- Woman Spirit Rising: A Feminist Reader in Religion, anthology co-edited with Judith Plaskow (1992)
- Odyssey with the Goddess: A Spiritual Quest in Crete (1995)
- Weaving the Visions: New Patterns in Feminist Spirituality. Anthology co-edited with Judith Plaskow (1989)
- Laughter of Aphrodite: Reflections on a Journey to the Goddess (1987)
- Rebirth of the Goddess: Finding Meaning in Feminist Spirituality (1998)
- She Who Changes: Re-imaging the Divine in the World (2004)
- Goddess and God in the World: Conversations in Embodied Theology. Co-authored with Judith Plaskow (2016)
Christ’s first book, about women writers on spiritual quest, is a book of spiritual feminist literary criticism that focused on feminist authors Kate Chopin, Margaret Atwood, Doris Lessing, Adriene Rich, and Ntozake Shange. She discovers four key aspects to women’s spiritual quest: the experience of nothingness; awakening (to the powers that are greater than oneself, often found in nature); insight (into the meaning of one’s life); and a new naming (in one’s own terms). She emphasizes the importance of telling women’s stories in order to move beyond the stories told about women by the male-centered patriarchy. Her concluding chapter speaks of a “Culture of Wholeness,” that encompasses women’s quest for wholeness, and she adds that, for this wholeness to be realized, the personal spiritual quest needs to be combined with the quest for social justice.
After first travelling to Greece in 1981 with the Aegean Women’s Studies Institute led by her friend Ellen Boneparth, Carol fell in love with the country. She chose to live in Greece, first in Molivos on the beautiful island of Lesbos, and then moving recently to Heraklion, Crete. She had a passion for saving the environment and was active in the Green movement in Greece.
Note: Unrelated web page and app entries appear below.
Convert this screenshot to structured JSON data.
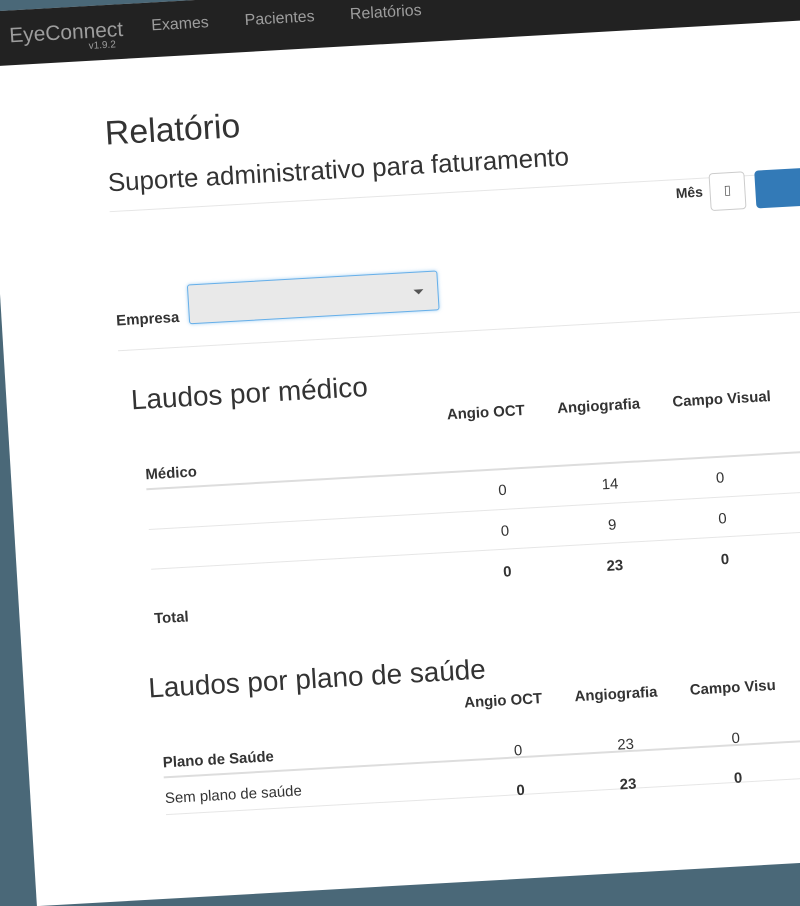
{
  "navbar": {
    "brand": "EyeConnect",
    "version": "v1.9.2",
    "links": [
      "Exames",
      "Pacientes",
      "Relatórios"
    ]
  },
  "page": {
    "title": "Relatório",
    "subtitle": "Suporte administrativo para faturamento"
  },
  "filters": {
    "mes_label": "Mês",
    "empresa_label": "Empresa",
    "empresa_value": ""
  },
  "laudos_medico": {
    "title": "Laudos por médico",
    "columns": [
      "Médico",
      "Angio OCT",
      "Angiografia",
      "Campo Visual"
    ],
    "rows": [
      [
        "",
        "0",
        "14",
        "0"
      ],
      [
        "",
        "0",
        "9",
        "0"
      ]
    ],
    "total": [
      "Total",
      "0",
      "23",
      "0"
    ]
  },
  "laudos_plano": {
    "title": "Laudos por plano de saúde",
    "columns": [
      "Plano de Saúde",
      "Angio OCT",
      "Angiografia",
      "Campo Visu"
    ],
    "rows": [
      [
        "Sem plano de saúde",
        "0",
        "23",
        "0"
      ]
    ],
    "total": [
      "",
      "0",
      "23",
      "0"
    ]
  },
  "colors": {
    "navbar_bg": "#222222",
    "navbar_text": "#9d9d9d",
    "primary_button": "#337ab7",
    "select_focus_border": "#66afe9"
  },
  "icons": {
    "calendar": "calendar-icon",
    "dropdown": "caret-down-icon"
  }
}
She also had a love for swimming in the Aegean and sharing Greek food and wine with friends in Greece and from overseas.
Carol’s fascination with Crete, ancient and modern, led her to found the Ariadne Institute for the Study of Myth and Ritual, through which she offered an educational tour, “Pilgrimage to the Goddess” twice annually. These tours introduced many to a direct experience of the ancient Earth Mother Goddess in Crete (goddessariadne.org).
In her most recent article, for the Encyclopedia of Women in World Religion: Faith and Culture, Christ wrote about the Goddess religion and culture of her beloved island of Crete, and the roles women played in that “egalitarian matriarchal” civilization. Her eloquent words speak not only to the Goddess religion of ancient Crete, but also to the spirituality and ethical values she also cherished, which are much needed in our own culture today.
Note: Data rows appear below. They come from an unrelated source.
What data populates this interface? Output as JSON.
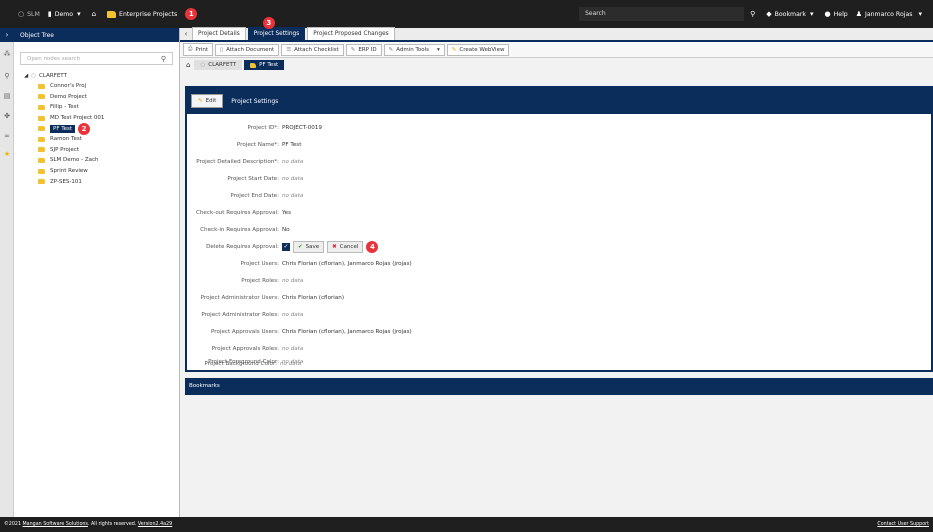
{
  "topbar": {
    "app": "SLM",
    "workspace": "Demo",
    "breadcrumb": "Enterprise Projects",
    "badge1": "1",
    "search_placeholder": "Search",
    "bookmark": "Bookmark",
    "help": "Help",
    "user": "Janmarco Rojas"
  },
  "tree": {
    "header": "Object Tree",
    "search_placeholder": "Open nodes search",
    "root": "CLARFETT",
    "badge2": "2",
    "items": [
      "Connor's Proj",
      "Demo Project",
      "Fillip - Test",
      "MD Test Project 001",
      "PF Test",
      "Ramon Test",
      "SJP Project",
      "SLM Demo - Zach",
      "Sprint Review",
      "ZP-SES-101"
    ]
  },
  "tabs": {
    "t1": "Project Details",
    "t2": "Project Settings",
    "t3": "Project Proposed Changes",
    "badge3": "3"
  },
  "toolbar": {
    "print": "Print",
    "attach_doc": "Attach Document",
    "attach_check": "Attach Checklist",
    "erp": "ERP ID",
    "admin": "Admin Tools",
    "webview": "Create WebView"
  },
  "crumbs": {
    "root": "CLARFETT",
    "current": "PF Test"
  },
  "panel": {
    "edit": "Edit",
    "title": "Project Settings",
    "save": "Save",
    "cancel": "Cancel",
    "badge4": "4",
    "fields": [
      {
        "label": "Project ID*:",
        "value": "PROJECT-0019"
      },
      {
        "label": "Project Name*:",
        "value": "PF Test"
      },
      {
        "label": "Project Detailed Description*:",
        "value": "no data"
      },
      {
        "label": "Project Start Date:",
        "value": "no data"
      },
      {
        "label": "Project End Date:",
        "value": "no data"
      },
      {
        "label": "Check-out Requires Approval:",
        "value": "Yes"
      },
      {
        "label": "Check-in Requires Approval:",
        "value": "No"
      },
      {
        "label": "Delete Requires Approval:",
        "value": ""
      },
      {
        "label": "Project Users:",
        "value": "Chris Florian (cflorian), Janmarco Rojas (jrojas)"
      },
      {
        "label": "Project Roles:",
        "value": "no data"
      },
      {
        "label": "Project Administrator Users:",
        "value": "Chris Florian (cflorian)"
      },
      {
        "label": "Project Administrator Roles:",
        "value": "no data"
      },
      {
        "label": "Project Approvals Users:",
        "value": "Chris Florian (cflorian), Janmarco Rojas (jrojas)"
      },
      {
        "label": "Project Approvals Roles:",
        "value": "no data"
      },
      {
        "label": "Project Foreground Color:",
        "value": "no data"
      },
      {
        "label": "Project Background Color:",
        "value": "no data"
      }
    ]
  },
  "bookmarks": "Bookmarks",
  "footer": {
    "copyright": "©2021",
    "company": "Mangan Software Solutions",
    "rights": ". All rights reserved.",
    "version": "Version2.4a29",
    "contact": "Contact User Support"
  }
}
As discerners and guardians of the mysteries, women created rituals to celebrate the Source of Life and to pass the secrets of agriculture, pottery, and weaving down through the generations. The major rituals of the agricultural cycle involved blessing the seeds before planting, offering the first fruits of the harvest to the Goddess, and sharing the bounty of the harvest in communal feasts. These rituals establish that life is a gift of the Goddess and institute gift-giving as a cultural practice. As women controlled the secrets of agriculture, it makes sense that land was held by maternal clans, that kinship and inheritance passed through the maternal line, and that governance and decision-making for the group were in the hands of the elders of the maternal clan. In this context, the intelligence, love, and generosity of mothers and clan mothers would have been understood to reflect the intelligence, love, and generosity of the Goddess.*
*Carol P. Christ, “Crete, Religion and Culture” Encyclopedia of Women in World Religions: Faith and Culture across History [2 volumes] edited by Susan de-Gaia | Nov 16, 2018 ABC-Clio Santa Barbara 2019.